§ WORK ITEM
For each line below with the word "NODE", write out a copy.

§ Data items
== == ==

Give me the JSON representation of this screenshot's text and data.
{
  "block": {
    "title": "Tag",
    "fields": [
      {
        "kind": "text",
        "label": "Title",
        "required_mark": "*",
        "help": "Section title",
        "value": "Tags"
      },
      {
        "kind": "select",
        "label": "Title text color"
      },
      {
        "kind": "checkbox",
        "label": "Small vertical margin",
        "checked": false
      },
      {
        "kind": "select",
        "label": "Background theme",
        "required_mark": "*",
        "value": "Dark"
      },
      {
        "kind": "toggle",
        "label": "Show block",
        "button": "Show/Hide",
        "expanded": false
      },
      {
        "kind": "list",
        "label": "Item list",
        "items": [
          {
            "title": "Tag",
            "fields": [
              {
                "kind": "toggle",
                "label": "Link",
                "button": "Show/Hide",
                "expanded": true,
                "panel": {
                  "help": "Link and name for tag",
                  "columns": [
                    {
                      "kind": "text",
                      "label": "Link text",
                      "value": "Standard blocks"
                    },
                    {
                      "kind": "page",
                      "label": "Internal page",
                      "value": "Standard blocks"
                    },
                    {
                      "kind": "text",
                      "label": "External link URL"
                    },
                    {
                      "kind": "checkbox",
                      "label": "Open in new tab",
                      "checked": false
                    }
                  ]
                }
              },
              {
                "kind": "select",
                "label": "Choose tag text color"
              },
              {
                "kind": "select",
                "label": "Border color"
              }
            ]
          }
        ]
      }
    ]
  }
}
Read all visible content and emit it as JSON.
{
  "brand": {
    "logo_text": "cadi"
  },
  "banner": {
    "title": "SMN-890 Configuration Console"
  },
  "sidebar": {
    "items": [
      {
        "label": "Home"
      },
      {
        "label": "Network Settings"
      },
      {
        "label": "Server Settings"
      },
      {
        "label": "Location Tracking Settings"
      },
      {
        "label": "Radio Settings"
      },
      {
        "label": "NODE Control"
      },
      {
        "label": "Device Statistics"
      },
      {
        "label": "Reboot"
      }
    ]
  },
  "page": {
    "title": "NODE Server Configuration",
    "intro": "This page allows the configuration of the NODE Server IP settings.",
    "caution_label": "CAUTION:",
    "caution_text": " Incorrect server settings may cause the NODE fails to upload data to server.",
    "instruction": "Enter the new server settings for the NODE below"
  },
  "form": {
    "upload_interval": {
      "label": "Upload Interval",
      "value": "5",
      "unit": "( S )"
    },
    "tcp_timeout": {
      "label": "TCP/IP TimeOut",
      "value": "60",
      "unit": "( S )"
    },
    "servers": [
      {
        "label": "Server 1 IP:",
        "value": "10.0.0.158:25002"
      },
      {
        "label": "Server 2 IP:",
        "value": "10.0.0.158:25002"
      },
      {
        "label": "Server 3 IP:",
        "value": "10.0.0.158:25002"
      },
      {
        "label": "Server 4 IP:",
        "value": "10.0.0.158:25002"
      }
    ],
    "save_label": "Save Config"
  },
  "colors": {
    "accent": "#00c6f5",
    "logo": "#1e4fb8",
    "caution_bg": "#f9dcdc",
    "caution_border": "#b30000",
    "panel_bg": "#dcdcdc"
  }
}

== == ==

§ EXERCISE RESPONSE
        "label": "NODE Control"
    "title": "NODE Server Configuration",
    "intro": "This page allows the configuration of the NODE Server IP settings.",
    "caution_text": " Incorrect server settings may cause the NODE fails to upload data to server.",
    "instruction": "Enter the new server settings for the NODE below"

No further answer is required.